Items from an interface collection
^^^^^^^^^^^^^^^^
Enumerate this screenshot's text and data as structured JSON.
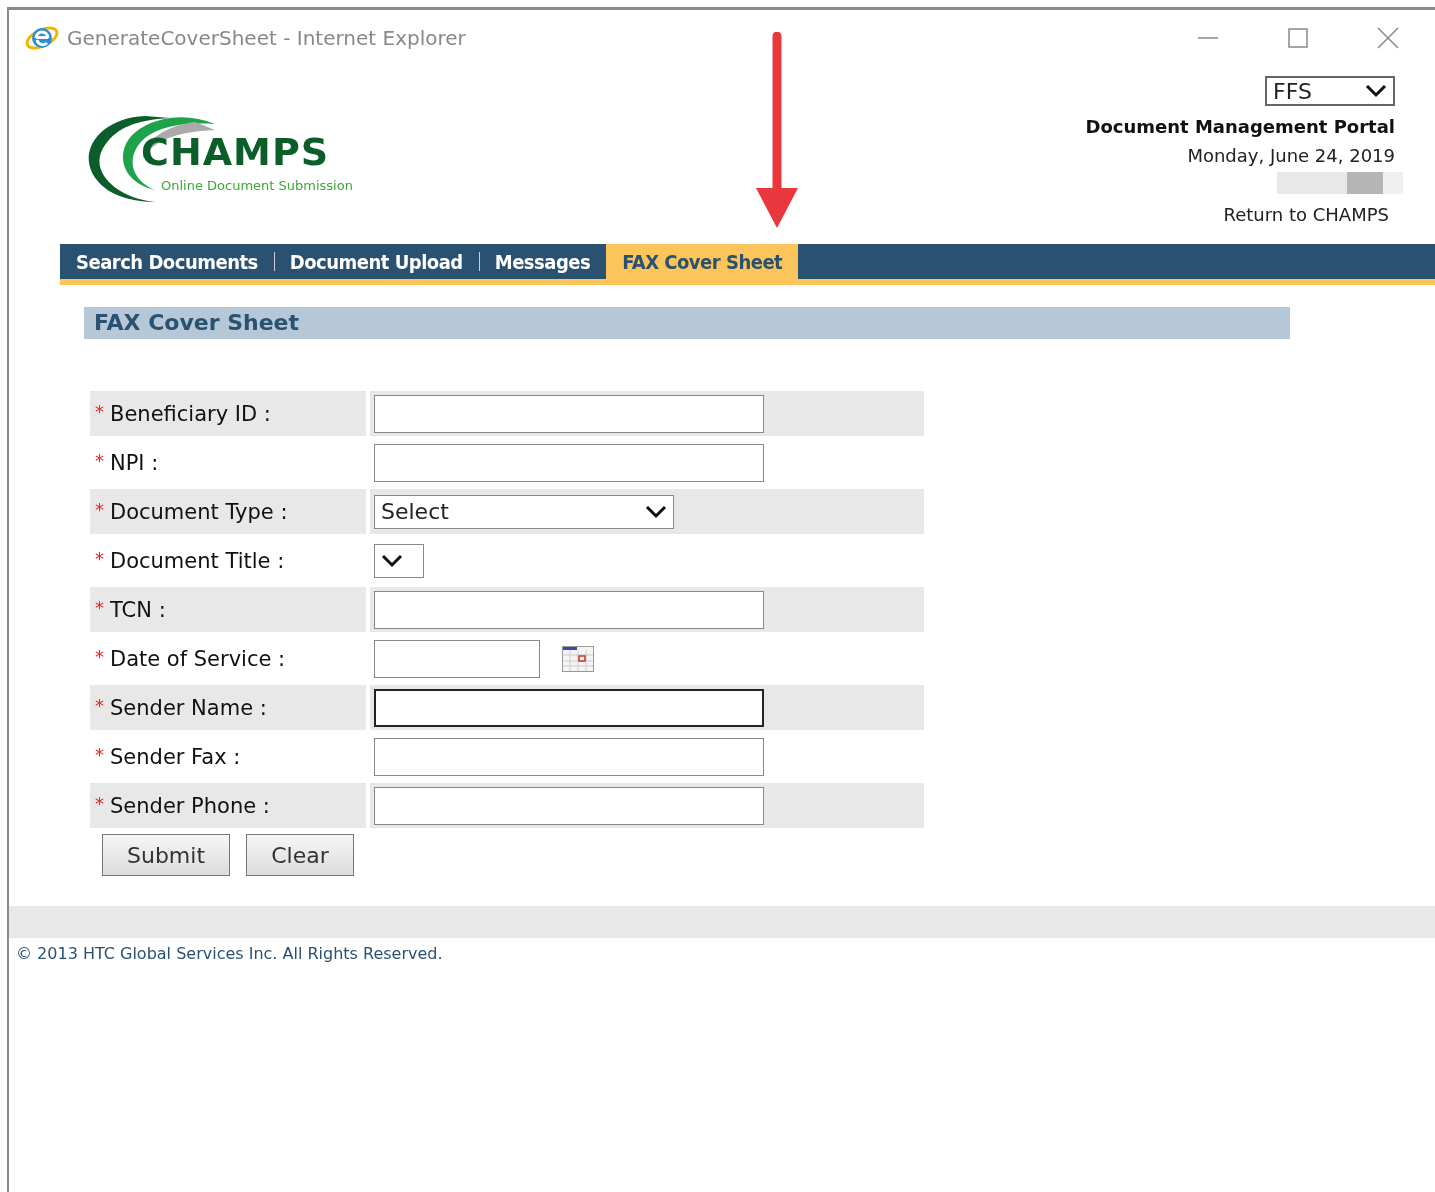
{
  "window": {
    "title": "GenerateCoverSheet - Internet Explorer"
  },
  "header": {
    "logo_title": "CHAMPS",
    "logo_subtitle": "Online Document Submission",
    "program_select": "FFS",
    "portal_title": "Document Management Portal",
    "date": "Monday, June 24, 2019",
    "return_link": "Return to CHAMPS"
  },
  "nav": [
    {
      "label": "Search Documents",
      "selected": false
    },
    {
      "label": "Document Upload",
      "selected": false
    },
    {
      "label": "Messages",
      "selected": false
    },
    {
      "label": "FAX Cover Sheet",
      "selected": true
    }
  ],
  "section_title": "FAX Cover Sheet",
  "form": [
    {
      "mark": "*",
      "label": "Beneficiary ID :",
      "kind": "text",
      "focused": false
    },
    {
      "mark": "*",
      "label": "NPI :",
      "kind": "text",
      "focused": false
    },
    {
      "mark": "*",
      "label": "Document Type :",
      "kind": "select",
      "value": "Select"
    },
    {
      "mark": "*",
      "label": "Document Title :",
      "kind": "select"
    },
    {
      "mark": "*",
      "label": "TCN :",
      "kind": "text",
      "focused": false
    },
    {
      "mark": "*",
      "label": "Date of Service :",
      "kind": "date"
    },
    {
      "mark": "*",
      "label": "Sender Name :",
      "kind": "text",
      "focused": true
    },
    {
      "mark": "*",
      "label": "Sender Fax :",
      "kind": "text",
      "focused": false
    },
    {
      "mark": "*",
      "label": "Sender Phone :",
      "kind": "text",
      "focused": false
    }
  ],
  "buttons": [
    "Submit",
    "Clear"
  ],
  "footer": "© 2013 HTC Global Services Inc. All Rights Reserved."
}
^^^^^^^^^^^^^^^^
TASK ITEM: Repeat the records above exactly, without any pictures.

TASK OUTPUT:
Enumerate this screenshot's text and data as structured JSON.
{
  "window": {
    "title": "GenerateCoverSheet - Internet Explorer"
  },
  "header": {
    "logo_title": "CHAMPS",
    "logo_subtitle": "Online Document Submission",
    "program_select": "FFS",
    "portal_title": "Document Management Portal",
    "date": "Monday, June 24, 2019",
    "return_link": "Return to CHAMPS"
  },
  "nav": [
    {
      "label": "Search Documents",
      "selected": false
    },
    {
      "label": "Document Upload",
      "selected": false
    },
    {
      "label": "Messages",
      "selected": false
    },
    {
      "label": "FAX Cover Sheet",
      "selected": true
    }
  ],
  "section_title": "FAX Cover Sheet",
  "form": [
    {
      "mark": "*",
      "label": "Beneficiary ID :",
      "kind": "text",
      "focused": false
    },
    {
      "mark": "*",
      "label": "NPI :",
      "kind": "text",
      "focused": false
    },
    {
      "mark": "*",
      "label": "Document Type :",
      "kind": "select",
      "value": "Select"
    },
    {
      "mark": "*",
      "label": "Document Title :",
      "kind": "select"
    },
    {
      "mark": "*",
      "label": "TCN :",
      "kind": "text",
      "focused": false
    },
    {
      "mark": "*",
      "label": "Date of Service :",
      "kind": "date"
    },
    {
      "mark": "*",
      "label": "Sender Name :",
      "kind": "text",
      "focused": true
    },
    {
      "mark": "*",
      "label": "Sender Fax :",
      "kind": "text",
      "focused": false
    },
    {
      "mark": "*",
      "label": "Sender Phone :",
      "kind": "text",
      "focused": false
    }
  ],
  "buttons": [
    "Submit",
    "Clear"
  ],
  "footer": "© 2013 HTC Global Services Inc. All Rights Reserved."
}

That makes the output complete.